%%

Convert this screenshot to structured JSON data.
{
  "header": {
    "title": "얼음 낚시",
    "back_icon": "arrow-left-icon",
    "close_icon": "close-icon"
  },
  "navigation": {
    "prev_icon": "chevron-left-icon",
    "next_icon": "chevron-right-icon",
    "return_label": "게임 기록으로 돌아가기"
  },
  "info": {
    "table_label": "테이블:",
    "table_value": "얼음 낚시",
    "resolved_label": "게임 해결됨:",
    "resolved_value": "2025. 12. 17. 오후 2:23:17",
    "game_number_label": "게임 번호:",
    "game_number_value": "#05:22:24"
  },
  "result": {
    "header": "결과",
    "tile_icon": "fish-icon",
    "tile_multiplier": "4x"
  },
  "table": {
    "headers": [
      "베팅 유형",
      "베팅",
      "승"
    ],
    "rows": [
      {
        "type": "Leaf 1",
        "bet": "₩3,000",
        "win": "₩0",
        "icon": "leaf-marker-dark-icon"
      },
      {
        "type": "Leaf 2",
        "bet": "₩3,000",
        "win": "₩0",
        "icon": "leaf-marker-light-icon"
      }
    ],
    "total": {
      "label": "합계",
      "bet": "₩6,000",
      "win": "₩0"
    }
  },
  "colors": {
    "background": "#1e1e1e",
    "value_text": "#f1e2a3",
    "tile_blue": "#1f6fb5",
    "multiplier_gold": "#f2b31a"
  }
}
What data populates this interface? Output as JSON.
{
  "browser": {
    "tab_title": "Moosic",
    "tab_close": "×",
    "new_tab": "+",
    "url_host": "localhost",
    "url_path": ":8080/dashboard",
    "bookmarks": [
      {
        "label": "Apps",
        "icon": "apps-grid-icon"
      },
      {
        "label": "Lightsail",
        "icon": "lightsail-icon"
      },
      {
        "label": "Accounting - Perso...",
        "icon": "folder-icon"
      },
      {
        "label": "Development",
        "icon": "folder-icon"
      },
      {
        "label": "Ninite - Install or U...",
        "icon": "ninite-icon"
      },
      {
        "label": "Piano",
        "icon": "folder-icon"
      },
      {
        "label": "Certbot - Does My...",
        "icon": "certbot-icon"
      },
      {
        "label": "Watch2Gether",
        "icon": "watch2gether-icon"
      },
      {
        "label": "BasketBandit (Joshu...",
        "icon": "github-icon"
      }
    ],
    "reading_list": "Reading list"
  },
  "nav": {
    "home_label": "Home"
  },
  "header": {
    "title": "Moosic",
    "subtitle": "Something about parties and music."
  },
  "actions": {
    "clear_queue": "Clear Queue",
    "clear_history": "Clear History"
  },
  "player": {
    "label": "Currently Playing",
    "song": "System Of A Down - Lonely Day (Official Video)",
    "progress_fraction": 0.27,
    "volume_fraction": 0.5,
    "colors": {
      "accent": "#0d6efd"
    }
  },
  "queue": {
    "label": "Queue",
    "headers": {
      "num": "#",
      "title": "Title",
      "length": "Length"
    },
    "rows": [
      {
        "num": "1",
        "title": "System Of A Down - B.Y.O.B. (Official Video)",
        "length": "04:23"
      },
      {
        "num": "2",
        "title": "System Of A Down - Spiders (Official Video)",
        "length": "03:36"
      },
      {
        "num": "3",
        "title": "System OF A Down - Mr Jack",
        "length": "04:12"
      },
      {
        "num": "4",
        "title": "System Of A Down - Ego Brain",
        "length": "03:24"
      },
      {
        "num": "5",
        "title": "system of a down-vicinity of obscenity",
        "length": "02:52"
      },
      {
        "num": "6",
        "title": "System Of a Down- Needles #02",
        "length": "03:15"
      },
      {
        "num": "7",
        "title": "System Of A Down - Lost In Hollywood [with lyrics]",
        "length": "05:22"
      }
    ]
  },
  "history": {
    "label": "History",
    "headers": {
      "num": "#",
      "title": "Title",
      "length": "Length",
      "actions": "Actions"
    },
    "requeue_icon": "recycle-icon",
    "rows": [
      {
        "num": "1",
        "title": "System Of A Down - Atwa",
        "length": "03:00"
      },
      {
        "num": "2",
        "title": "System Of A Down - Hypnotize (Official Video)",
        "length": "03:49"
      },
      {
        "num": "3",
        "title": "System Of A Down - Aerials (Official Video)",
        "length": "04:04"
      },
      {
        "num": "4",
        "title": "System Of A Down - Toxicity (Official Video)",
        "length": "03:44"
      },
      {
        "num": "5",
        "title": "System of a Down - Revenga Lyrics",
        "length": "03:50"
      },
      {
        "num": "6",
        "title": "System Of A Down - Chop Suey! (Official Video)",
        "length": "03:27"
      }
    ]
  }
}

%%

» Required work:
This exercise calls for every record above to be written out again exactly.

» Answer for the task:
Convert this screenshot to structured JSON data.
{
  "header": {
    "title": "얼음 낚시",
    "back_icon": "arrow-left-icon",
    "close_icon": "close-icon"
  },
  "navigation": {
    "prev_icon": "chevron-left-icon",
    "next_icon": "chevron-right-icon",
    "return_label": "게임 기록으로 돌아가기"
  },
  "info": {
    "table_label": "테이블:",
    "table_value": "얼음 낚시",
    "resolved_label": "게임 해결됨:",
    "resolved_value": "2025. 12. 17. 오후 2:23:17",
    "game_number_label": "게임 번호:",
    "game_number_value": "#05:22:24"
  },
  "result": {
    "header": "결과",
    "tile_icon": "fish-icon",
    "tile_multiplier": "4x"
  },
  "table": {
    "headers": [
      "베팅 유형",
      "베팅",
      "승"
    ],
    "rows": [
      {
        "type": "Leaf 1",
        "bet": "₩3,000",
        "win": "₩0",
        "icon": "leaf-marker-dark-icon"
      },
      {
        "type": "Leaf 2",
        "bet": "₩3,000",
        "win": "₩0",
        "icon": "leaf-marker-light-icon"
      }
    ],
    "total": {
      "label": "합계",
      "bet": "₩6,000",
      "win": "₩0"
    }
  },
  "colors": {
    "background": "#1e1e1e",
    "value_text": "#f1e2a3",
    "tile_blue": "#1f6fb5",
    "multiplier_gold": "#f2b31a"
  }
}
What data populates this interface? Output as JSON.
{
  "browser": {
    "tab_title": "Moosic",
    "tab_close": "×",
    "new_tab": "+",
    "url_host": "localhost",
    "url_path": ":8080/dashboard",
    "bookmarks": [
      {
        "label": "Apps",
        "icon": "apps-grid-icon"
      },
      {
        "label": "Lightsail",
        "icon": "lightsail-icon"
      },
      {
        "label": "Accounting - Perso...",
        "icon": "folder-icon"
      },
      {
        "label": "Development",
        "icon": "folder-icon"
      },
      {
        "label": "Ninite - Install or U...",
        "icon": "ninite-icon"
      },
      {
        "label": "Piano",
        "icon": "folder-icon"
      },
      {
        "label": "Certbot - Does My...",
        "icon": "certbot-icon"
      },
      {
        "label": "Watch2Gether",
        "icon": "watch2gether-icon"
      },
      {
        "label": "BasketBandit (Joshu...",
        "icon": "github-icon"
      }
    ],
    "reading_list": "Reading list"
  },
  "nav": {
    "home_label": "Home"
  },
  "header": {
    "title": "Moosic",
    "subtitle": "Something about parties and music."
  },
  "actions": {
    "clear_queue": "Clear Queue",
    "clear_history": "Clear History"
  },
  "player": {
    "label": "Currently Playing",
    "song": "System Of A Down - Lonely Day (Official Video)",
    "progress_fraction": 0.27,
    "volume_fraction": 0.5,
    "colors": {
      "accent": "#0d6efd"
    }
  },
  "queue": {
    "label": "Queue",
    "headers": {
      "num": "#",
      "title": "Title",
      "length": "Length"
    },
    "rows": [
      {
        "num": "1",
        "title": "System Of A Down - B.Y.O.B. (Official Video)",
        "length": "04:23"
      },
      {
        "num": "2",
        "title": "System Of A Down - Spiders (Official Video)",
        "length": "03:36"
      },
      {
        "num": "3",
        "title": "System OF A Down - Mr Jack",
        "length": "04:12"
      },
      {
        "num": "4",
        "title": "System Of A Down - Ego Brain",
        "length": "03:24"
      },
      {
        "num": "5",
        "title": "system of a down-vicinity of obscenity",
        "length": "02:52"
      },
      {
        "num": "6",
        "title": "System Of a Down- Needles #02",
        "length": "03:15"
      },
      {
        "num": "7",
        "title": "System Of A Down - Lost In Hollywood [with lyrics]",
        "length": "05:22"
      }
    ]
  },
  "history": {
    "label": "History",
    "headers": {
      "num": "#",
      "title": "Title",
      "length": "Length",
      "actions": "Actions"
    },
    "requeue_icon": "recycle-icon",
    "rows": [
      {
        "num": "1",
        "title": "System Of A Down - Atwa",
        "length": "03:00"
      },
      {
        "num": "2",
        "title": "System Of A Down - Hypnotize (Official Video)",
        "length": "03:49"
      },
      {
        "num": "3",
        "title": "System Of A Down - Aerials (Official Video)",
        "length": "04:04"
      },
      {
        "num": "4",
        "title": "System Of A Down - Toxicity (Official Video)",
        "length": "03:44"
      },
      {
        "num": "5",
        "title": "System of a Down - Revenga Lyrics",
        "length": "03:50"
      },
      {
        "num": "6",
        "title": "System Of A Down - Chop Suey! (Official Video)",
        "length": "03:27"
      }
    ]
  }
}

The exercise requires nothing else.